Emily Linstrom


     We are such stuff as dreams are made on—are dreams, therefore, the stuff of us?
     I stood in a miner’s shack, that much I knew. The space was littered with crockery and rockers, the walls pasted up with newspaper clippings and faded needlepoint: Welcome. An ominous kind of homey, like so many dream coordinates. 
     A yellow bird swung softly in its cage, singing. The sweetness of it startled me, the only hint of beauty about the place. I reached in and took it out, gave it a perch on my index finger. 
     Then, for no reason—indiscernible, unholy reason—I bit off the little bird’s head.
     There was only a minor protest, the flutter of wings not unlike a lady waving away a tea cake. No thank you, I shall not build a nest in your mouth today.
     It was as if it didn’t mind the assault—inconvenienced perhaps, but hardly perturbed. I was horrified at what I’d done. 
     I placed it back in its cage and watched as it hopped about, a winged husk and nothing more. Handicapped but hardly clumsy, its tiny trill still filled the air of that ramshackle piece of hell.
     We are never free from our sins. They seep into our sleep, our dreams, manifest themselves in unimaginable metaphors and personifications. Hope—Emily Dickinson’s thing with feathers that perches in the soul—reduced to the state and stature of a creature born innocent then callously mutilated. I hate myself for that act within a dream world, for my equally bizarre behavior in this one. 
     Am I like Boris Karloff’s monster from Frankenstein, offering the little girl a flower before ending her? Is there a vice versa? 
     Is the bird fool & freak for not struggling, pecking at my teeth against a fate gone horribly awry? 
     Is forgiveness truly the mark of enlightenment, a grace so often mistaken for weakness, an opportunity for repeated deception? 

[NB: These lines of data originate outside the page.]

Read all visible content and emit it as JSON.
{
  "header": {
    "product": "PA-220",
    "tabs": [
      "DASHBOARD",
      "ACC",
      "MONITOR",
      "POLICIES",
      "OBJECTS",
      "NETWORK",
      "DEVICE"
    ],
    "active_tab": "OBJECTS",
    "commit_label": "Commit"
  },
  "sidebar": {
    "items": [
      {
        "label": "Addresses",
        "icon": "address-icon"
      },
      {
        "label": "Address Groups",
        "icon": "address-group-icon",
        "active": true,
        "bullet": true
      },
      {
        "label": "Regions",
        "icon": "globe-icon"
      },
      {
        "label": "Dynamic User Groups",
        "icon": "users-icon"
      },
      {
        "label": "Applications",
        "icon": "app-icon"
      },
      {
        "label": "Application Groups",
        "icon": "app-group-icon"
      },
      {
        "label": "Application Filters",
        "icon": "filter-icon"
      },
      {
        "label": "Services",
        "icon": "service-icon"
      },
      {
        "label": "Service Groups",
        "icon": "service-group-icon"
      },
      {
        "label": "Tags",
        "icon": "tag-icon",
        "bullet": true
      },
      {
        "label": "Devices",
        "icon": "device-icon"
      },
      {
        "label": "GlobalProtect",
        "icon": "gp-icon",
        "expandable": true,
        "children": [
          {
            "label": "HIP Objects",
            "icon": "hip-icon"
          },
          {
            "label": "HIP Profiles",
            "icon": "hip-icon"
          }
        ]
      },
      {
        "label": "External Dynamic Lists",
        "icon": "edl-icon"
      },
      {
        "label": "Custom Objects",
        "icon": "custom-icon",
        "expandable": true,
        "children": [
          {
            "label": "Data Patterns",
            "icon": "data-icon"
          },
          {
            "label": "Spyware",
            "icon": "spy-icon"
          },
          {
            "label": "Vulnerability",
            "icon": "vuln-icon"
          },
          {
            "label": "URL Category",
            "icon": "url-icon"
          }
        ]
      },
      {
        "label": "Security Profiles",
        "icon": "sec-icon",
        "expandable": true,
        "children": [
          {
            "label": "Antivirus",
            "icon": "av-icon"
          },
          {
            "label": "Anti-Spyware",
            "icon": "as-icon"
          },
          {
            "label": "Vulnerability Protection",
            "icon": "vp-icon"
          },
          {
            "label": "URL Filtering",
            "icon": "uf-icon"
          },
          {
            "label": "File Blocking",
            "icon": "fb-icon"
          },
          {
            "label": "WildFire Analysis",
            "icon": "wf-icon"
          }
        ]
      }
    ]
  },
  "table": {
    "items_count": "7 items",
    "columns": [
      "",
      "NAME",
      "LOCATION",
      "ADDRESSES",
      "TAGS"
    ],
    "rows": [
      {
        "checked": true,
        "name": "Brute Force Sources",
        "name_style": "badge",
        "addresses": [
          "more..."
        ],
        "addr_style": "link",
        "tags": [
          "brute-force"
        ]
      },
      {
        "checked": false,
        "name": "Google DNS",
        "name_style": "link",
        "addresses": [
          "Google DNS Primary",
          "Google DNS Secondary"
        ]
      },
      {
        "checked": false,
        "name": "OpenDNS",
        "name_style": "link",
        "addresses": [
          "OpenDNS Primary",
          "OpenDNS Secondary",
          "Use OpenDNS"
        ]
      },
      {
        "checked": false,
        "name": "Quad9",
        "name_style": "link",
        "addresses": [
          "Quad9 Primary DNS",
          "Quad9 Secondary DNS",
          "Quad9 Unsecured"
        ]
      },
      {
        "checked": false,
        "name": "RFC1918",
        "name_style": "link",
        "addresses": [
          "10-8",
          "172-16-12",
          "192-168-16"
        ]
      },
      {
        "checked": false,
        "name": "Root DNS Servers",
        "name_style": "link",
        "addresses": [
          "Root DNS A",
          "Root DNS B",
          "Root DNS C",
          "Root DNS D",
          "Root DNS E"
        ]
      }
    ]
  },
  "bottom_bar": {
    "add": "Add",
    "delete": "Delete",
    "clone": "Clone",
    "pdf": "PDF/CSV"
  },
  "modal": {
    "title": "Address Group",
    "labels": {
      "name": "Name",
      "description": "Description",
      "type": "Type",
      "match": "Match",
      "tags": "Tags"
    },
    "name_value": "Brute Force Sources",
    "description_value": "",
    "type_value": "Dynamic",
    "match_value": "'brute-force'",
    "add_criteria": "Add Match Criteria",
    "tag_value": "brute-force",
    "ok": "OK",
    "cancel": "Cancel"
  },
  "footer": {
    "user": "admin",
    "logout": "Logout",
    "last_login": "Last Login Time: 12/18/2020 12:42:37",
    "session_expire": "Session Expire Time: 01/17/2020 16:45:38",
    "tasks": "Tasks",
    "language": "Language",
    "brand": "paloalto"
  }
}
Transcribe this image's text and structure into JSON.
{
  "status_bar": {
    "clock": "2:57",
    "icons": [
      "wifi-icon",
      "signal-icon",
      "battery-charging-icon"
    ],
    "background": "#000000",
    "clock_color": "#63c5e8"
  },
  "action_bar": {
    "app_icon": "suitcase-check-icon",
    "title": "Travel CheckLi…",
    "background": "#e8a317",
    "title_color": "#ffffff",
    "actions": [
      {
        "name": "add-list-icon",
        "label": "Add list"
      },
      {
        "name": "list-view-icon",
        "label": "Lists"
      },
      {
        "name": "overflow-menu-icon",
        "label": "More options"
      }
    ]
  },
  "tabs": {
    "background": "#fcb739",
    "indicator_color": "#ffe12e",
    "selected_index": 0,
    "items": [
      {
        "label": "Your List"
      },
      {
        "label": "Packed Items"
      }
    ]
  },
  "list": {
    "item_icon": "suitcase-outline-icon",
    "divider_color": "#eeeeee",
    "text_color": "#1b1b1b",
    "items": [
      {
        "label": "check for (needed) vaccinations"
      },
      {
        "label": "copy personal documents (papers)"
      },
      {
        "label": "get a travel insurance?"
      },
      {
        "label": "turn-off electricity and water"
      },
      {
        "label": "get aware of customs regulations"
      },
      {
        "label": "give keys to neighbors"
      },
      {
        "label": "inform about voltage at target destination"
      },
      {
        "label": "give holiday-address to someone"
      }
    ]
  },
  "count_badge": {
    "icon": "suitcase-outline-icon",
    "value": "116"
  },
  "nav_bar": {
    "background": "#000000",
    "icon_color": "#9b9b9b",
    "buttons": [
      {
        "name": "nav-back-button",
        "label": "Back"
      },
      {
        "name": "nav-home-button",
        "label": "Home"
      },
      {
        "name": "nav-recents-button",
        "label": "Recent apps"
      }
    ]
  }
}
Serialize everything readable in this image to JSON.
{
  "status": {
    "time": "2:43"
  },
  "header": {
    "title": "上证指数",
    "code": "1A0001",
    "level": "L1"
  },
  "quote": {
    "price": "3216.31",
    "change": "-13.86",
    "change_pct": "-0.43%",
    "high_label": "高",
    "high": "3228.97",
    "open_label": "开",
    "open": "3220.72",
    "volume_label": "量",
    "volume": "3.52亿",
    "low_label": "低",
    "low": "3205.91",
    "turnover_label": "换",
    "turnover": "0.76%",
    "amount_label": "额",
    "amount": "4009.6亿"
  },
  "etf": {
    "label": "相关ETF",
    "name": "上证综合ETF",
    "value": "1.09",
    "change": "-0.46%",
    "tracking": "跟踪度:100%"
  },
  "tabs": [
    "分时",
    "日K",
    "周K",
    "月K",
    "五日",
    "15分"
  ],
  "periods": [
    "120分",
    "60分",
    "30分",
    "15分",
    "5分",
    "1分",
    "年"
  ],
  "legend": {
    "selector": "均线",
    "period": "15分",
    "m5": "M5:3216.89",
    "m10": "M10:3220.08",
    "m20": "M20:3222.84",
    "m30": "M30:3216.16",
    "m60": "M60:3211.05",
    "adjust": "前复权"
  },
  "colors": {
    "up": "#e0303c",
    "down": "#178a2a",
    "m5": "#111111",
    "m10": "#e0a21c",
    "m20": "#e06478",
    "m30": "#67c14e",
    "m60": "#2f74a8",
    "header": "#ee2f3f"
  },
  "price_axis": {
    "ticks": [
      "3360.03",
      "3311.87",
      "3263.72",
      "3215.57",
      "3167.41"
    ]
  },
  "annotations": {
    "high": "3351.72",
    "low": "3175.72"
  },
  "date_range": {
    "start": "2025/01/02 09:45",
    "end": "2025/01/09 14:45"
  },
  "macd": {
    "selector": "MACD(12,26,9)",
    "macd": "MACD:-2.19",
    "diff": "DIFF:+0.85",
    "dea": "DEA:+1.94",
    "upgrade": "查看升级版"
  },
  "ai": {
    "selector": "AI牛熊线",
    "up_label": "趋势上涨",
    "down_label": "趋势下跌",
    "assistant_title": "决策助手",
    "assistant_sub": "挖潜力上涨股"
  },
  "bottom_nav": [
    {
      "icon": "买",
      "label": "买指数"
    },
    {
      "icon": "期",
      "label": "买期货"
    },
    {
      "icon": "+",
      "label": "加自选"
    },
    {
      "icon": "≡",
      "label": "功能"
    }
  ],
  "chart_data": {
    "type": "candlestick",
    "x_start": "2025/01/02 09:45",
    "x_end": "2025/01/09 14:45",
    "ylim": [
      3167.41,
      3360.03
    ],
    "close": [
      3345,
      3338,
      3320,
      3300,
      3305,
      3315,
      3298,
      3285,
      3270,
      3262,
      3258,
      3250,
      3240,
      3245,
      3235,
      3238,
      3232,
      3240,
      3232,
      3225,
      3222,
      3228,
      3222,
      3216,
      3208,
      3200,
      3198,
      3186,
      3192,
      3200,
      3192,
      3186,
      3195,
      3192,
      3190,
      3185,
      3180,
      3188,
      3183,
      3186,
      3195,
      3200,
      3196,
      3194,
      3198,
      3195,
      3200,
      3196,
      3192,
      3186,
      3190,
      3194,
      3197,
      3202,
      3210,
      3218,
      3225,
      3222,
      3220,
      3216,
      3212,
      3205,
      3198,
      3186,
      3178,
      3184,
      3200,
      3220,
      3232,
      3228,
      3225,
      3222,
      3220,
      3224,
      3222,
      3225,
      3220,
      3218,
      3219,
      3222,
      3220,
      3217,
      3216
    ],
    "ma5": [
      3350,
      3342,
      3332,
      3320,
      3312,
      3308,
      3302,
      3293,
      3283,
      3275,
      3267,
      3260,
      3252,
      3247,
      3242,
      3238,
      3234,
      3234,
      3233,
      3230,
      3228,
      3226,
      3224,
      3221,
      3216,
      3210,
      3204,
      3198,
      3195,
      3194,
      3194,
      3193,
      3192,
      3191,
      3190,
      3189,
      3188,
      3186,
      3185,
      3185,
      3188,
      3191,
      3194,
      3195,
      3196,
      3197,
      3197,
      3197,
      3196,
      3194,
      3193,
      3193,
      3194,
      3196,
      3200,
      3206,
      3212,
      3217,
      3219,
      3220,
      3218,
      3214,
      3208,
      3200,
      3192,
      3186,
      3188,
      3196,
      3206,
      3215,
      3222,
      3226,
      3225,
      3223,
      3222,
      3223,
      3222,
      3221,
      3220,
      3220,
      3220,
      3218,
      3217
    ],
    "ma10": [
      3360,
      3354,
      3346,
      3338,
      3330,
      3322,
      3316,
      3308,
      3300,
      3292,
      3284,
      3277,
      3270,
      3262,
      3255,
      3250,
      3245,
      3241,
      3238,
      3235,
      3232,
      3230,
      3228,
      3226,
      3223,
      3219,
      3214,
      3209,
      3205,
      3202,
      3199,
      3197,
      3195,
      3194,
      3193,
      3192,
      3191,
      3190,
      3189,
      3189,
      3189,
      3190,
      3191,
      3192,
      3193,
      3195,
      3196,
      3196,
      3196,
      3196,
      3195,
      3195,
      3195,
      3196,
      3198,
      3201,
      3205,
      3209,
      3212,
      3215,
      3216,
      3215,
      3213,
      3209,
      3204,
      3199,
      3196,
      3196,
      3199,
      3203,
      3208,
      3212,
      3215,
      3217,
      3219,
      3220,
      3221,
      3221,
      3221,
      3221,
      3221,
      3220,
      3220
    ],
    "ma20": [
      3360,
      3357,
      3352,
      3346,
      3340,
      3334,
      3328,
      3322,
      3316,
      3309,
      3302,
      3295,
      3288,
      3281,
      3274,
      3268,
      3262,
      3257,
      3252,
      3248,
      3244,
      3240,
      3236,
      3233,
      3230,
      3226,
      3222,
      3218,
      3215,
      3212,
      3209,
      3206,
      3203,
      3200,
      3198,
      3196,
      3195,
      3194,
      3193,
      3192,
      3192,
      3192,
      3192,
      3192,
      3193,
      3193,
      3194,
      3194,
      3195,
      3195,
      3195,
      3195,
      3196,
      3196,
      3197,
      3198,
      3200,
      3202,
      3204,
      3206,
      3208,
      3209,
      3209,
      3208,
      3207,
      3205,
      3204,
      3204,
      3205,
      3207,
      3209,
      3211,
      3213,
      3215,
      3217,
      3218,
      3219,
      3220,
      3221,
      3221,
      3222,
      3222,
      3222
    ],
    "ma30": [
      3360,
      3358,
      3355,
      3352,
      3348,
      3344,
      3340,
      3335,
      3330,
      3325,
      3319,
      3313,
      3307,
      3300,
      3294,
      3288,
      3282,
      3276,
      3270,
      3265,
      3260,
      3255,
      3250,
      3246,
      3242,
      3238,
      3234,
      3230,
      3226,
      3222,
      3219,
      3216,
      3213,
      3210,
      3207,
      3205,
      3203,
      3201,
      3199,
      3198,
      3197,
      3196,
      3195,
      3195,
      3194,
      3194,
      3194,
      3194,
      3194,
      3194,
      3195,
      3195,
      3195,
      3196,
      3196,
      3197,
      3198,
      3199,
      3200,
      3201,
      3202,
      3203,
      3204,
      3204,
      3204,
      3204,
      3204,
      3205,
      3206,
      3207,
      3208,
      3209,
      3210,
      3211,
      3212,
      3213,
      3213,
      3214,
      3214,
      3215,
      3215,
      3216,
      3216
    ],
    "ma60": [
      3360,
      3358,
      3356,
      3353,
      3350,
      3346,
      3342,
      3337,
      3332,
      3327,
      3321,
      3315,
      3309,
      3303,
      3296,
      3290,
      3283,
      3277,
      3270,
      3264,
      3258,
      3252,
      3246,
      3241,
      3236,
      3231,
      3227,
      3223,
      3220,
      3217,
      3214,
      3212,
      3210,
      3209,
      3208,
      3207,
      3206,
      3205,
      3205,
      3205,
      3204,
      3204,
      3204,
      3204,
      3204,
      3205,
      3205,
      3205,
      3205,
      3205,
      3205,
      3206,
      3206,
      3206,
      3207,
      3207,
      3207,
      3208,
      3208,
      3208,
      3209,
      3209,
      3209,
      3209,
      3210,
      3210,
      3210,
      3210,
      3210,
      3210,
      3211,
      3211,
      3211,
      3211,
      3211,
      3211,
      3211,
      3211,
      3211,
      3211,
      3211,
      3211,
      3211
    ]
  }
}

     Perhaps we are all canaries in the coal mine, circling the dark caverns of conscience. The Tommyknockers and their ugly tune—an alarm to awaken.
     And so I did.